Kottmeyer, Martin, "Pencil-Neck Aliens," The REALL News, 1, #1, February 1993, pp. 3-4.
Kottmeyer, Martin, "Space Bug a Boo Boo," Talking Pictures #15, Summer 1996, pp. 10-14.
Kottmeyer, Martin, "Why are the Grays Gray?" MUFON UFO Journal #319, November 1994, pp. 6-10.
Kottmeyer, Martin, "Eye in the Sky," Magonia #40, August 1991, p. 4.
Kottmeyer, Martin, "Water E.B.E.s," The REALL News, 3, #2, February 1995, pp. 1, 7-8.
Weart, Spencer R., Nuclear Fear -- A History of Images, (Harvard Univ. Press, 1988).
Hall, Richard, "Atom Bombs, Spaceships, and Salvation: The Story of the Contactees," Official UFO 1, #10, August 1976, pp. 22, 49-51.
Fuller, John, The Interrupted Journey, (Dell, 1966), pp. 38-9.
Michel, Aime, Flying Saucers and the Straight Line Mystery, (Criterion, 1958), p. 254.
Fawcett, George, "Flying Saucers: Explosive Situation for 1968," Flying Saucers, April 1968, pp. 22-3.
Fuller, John, Incident at Exeter, (Berkley Medallion, 1966), p. 146.
Johnson, Frank, The Janos People: A Close Encounter of the Fourth Kind, (Neville Spearman, 1980), pp. 4-5.
Weart, op. cit., p. 320.
Stevens, Wendelle, UFO Contact from Reticulum Update, (Stevens, 1989), pp. 70-1.
Howe, Linda Moulton, Glimpses of Other Realities, Volume 1: Facts and Eyewitnesses, (LMH Productions, 1993), p. 222.
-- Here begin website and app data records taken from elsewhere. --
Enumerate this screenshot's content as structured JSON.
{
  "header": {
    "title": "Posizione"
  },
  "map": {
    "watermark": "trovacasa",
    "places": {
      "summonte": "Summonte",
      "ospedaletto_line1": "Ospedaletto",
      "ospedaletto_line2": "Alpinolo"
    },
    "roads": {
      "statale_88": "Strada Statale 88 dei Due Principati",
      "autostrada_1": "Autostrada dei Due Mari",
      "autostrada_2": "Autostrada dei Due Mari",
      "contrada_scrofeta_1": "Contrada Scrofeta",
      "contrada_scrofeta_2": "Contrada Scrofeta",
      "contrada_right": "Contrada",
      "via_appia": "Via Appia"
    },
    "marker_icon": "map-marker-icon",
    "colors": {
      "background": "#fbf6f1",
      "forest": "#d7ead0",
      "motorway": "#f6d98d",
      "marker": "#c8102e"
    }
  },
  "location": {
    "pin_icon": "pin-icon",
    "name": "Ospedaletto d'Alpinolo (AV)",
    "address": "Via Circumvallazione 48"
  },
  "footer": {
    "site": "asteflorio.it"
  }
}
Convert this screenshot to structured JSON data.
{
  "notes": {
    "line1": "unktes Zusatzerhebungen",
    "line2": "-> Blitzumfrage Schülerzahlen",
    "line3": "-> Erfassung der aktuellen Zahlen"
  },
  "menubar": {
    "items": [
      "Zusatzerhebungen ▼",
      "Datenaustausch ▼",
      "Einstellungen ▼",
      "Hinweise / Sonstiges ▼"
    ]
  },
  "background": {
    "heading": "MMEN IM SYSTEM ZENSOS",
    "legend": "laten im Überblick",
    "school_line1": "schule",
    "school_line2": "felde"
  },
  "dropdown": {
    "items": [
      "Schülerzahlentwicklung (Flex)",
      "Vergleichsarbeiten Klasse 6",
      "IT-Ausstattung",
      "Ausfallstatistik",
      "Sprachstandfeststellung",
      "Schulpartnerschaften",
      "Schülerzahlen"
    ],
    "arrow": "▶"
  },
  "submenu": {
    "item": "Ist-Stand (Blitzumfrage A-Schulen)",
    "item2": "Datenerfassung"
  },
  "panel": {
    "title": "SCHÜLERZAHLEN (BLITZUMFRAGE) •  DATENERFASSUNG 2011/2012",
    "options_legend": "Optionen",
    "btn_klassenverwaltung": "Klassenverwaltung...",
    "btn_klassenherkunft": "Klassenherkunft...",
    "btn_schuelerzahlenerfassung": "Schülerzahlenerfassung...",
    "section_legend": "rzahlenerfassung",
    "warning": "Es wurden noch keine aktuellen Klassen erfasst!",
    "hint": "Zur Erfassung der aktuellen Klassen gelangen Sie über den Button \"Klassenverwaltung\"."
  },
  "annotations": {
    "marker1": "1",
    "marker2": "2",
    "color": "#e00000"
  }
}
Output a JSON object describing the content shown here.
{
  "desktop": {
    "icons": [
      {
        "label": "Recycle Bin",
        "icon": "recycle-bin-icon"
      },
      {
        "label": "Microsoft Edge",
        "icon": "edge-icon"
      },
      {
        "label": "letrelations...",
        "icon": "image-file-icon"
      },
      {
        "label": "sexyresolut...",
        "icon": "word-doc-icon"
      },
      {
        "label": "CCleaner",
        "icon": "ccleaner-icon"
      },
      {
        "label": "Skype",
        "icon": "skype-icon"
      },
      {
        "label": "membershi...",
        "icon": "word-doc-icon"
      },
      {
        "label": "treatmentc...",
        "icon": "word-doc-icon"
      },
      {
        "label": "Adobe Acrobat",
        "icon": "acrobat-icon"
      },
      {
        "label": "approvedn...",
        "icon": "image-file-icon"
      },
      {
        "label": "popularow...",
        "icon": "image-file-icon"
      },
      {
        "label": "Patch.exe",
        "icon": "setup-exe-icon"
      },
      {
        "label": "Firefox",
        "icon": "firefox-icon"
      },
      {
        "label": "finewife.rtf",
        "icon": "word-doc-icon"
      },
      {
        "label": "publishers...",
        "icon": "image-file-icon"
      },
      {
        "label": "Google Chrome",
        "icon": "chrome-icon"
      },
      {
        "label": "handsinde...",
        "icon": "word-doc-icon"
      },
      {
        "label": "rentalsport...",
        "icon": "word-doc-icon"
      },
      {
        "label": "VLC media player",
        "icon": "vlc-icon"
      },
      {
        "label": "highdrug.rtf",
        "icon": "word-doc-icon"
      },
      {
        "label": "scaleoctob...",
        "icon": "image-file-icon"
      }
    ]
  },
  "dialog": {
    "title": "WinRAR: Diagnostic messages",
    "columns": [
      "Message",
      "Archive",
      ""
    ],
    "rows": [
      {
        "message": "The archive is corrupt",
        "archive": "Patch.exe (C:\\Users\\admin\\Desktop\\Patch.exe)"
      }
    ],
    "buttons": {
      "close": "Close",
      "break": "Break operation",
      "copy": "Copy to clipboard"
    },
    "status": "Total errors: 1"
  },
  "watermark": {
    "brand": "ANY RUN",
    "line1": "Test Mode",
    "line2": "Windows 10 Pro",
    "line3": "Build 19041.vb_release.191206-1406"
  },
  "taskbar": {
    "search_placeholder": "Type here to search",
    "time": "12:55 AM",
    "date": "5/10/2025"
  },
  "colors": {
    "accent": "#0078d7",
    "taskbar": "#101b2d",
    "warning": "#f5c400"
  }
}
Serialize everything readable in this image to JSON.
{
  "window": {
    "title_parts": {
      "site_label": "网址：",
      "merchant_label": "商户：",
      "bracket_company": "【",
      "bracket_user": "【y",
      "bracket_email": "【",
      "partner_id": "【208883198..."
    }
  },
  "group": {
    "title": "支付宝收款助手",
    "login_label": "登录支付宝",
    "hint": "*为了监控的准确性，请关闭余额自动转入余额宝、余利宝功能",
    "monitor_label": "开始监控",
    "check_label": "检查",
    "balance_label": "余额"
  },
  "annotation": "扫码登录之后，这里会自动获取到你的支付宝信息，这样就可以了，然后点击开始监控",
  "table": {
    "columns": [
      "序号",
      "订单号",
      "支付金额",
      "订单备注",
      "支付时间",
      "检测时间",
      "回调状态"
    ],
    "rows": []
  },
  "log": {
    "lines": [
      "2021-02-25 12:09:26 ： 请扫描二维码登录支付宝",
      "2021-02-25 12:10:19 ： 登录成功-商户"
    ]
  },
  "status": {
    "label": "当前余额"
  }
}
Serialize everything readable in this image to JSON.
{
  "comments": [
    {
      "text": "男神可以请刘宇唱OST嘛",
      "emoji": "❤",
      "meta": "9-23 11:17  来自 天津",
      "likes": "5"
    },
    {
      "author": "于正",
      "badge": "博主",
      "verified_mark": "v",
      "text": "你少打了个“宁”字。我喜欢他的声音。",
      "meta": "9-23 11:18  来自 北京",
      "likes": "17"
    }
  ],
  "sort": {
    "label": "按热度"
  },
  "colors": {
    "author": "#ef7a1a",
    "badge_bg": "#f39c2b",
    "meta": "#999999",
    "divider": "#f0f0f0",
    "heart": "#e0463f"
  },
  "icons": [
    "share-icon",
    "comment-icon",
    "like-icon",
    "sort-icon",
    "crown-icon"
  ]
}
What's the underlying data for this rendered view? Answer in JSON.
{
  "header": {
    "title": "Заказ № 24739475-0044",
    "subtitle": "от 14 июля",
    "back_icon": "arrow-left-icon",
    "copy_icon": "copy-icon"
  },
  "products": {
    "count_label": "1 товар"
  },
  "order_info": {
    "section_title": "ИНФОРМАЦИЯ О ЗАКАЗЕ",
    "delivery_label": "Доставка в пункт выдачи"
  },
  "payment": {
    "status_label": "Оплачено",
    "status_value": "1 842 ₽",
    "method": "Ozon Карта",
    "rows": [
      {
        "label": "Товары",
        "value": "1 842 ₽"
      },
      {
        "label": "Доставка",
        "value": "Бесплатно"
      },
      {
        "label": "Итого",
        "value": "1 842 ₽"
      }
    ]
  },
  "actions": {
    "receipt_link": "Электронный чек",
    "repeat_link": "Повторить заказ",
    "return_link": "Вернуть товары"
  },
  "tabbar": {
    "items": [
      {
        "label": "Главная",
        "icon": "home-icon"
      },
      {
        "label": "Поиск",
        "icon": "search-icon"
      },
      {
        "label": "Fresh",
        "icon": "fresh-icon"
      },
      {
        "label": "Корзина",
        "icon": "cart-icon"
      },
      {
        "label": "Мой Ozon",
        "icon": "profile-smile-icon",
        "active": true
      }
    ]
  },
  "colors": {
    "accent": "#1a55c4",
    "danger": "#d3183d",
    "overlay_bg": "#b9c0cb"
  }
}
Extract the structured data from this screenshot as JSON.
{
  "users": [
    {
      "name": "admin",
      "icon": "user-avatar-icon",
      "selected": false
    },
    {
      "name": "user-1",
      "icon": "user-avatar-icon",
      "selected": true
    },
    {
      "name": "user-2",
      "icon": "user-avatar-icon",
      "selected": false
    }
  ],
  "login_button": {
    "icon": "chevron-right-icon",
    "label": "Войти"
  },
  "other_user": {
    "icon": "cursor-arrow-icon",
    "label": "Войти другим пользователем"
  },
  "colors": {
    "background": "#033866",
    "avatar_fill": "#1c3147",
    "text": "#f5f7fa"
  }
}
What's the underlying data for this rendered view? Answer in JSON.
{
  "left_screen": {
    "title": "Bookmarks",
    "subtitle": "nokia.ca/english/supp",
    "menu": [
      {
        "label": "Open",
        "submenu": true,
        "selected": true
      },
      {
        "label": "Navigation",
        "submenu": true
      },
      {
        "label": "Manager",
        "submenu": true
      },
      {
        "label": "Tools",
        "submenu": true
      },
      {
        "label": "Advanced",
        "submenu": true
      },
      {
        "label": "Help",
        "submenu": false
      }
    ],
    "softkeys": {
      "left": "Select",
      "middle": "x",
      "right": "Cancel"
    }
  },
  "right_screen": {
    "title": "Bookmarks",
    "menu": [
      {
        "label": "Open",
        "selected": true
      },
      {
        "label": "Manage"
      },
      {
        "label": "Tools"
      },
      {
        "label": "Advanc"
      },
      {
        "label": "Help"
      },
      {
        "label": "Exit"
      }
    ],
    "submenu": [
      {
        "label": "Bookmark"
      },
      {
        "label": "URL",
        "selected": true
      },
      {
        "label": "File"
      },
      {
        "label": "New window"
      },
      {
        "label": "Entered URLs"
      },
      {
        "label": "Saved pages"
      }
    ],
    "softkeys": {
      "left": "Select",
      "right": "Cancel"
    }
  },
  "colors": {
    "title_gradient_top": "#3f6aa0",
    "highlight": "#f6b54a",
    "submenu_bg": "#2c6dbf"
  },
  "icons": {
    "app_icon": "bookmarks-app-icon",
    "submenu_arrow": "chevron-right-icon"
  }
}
Barker, Gray, The Year of the Saucer, (New Age Books, 1983), pp. 18-20.
Andrews, George C., Extraterrestrial Friends and Foes, (IlluniNet, 1993), p. 159.
Wilson, Katharina, The Alien Jigsaw, (Puzzle Publishing, 1994), pp. 194-5.
Strozier, Charles, Apocalypse: On the Psychology of Fundamentalism in America , (Beacon, 1994), p. 66.
Bailey, Ronald, Eco-Scam, (St. Martin's, 1993), pp. 24-39.
Emery, C. Eugene, "Harvard Launches John Mack Attack," Skeptical Inquirer, September/October 1996, p. 4
Bullard, Thomas E., The Sympathetic Ear: Investigators as Variables in UFO Abduction Reports, (FFUFOR, 1995), pp. 64-7.
Randles, Jenny, Star Children -- The True Story of Alien Offspring Among Us, (Sterling, 1995), p. 110.